When he moved back to Inverness as a social worker, he became a Labour Councillor for Inverness District Council’s Park Ward from 1988 to 1996, going on to be the area’s first Labour MP in 1997 when Tony Blair swept to power.
In his time at Westminster, he was Parliamentary Private Secretary to the then Scottish Secretary, Alistair Darling. Under the Parliamentary Armed Forces Scheme he was one of the first politicians to visit troops in Iraq and became an honorary Wing Commander for the RAF under the scheme.
From 2005 to 2007 he was Assistant Director, Rural Affairs, for the Scottish Council for Voluntary Organisations.
In the Scottish Parliament he has served in several senior roles, from Labour Chief Whip, a four-year stint as Convener of the Public Petitions Committee, Labour’s Shadow Cabinet Secretary for Eradication of Poverty and Inequality and is currently Shadow Minister for Public Health. He is also a senior member of the Corporate Body which looks after the Parliament’s property, services and staff.
Mr Stewart is a long-time Inverness Caley Thistle fan, chairman of charity, the Inverness Caley Thistle Trust. He is also a director of the Scottish Cot Death Trust – Mr Stewart and his wife Linda lost their youngest son, eight-month-old Liam, to cot death in 1991 and were supported by the trust.
Linda works for the UHI and is a previous Chair of the Scottish Labour Party.
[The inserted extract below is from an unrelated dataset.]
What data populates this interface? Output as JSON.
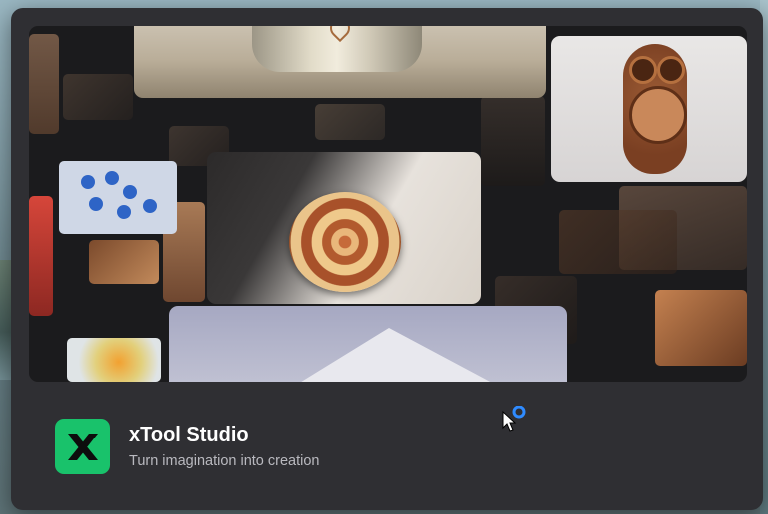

Son Andrew is a neuro-scientist in California and daughter Kirsty runs a leisure business with her partner in Inverness.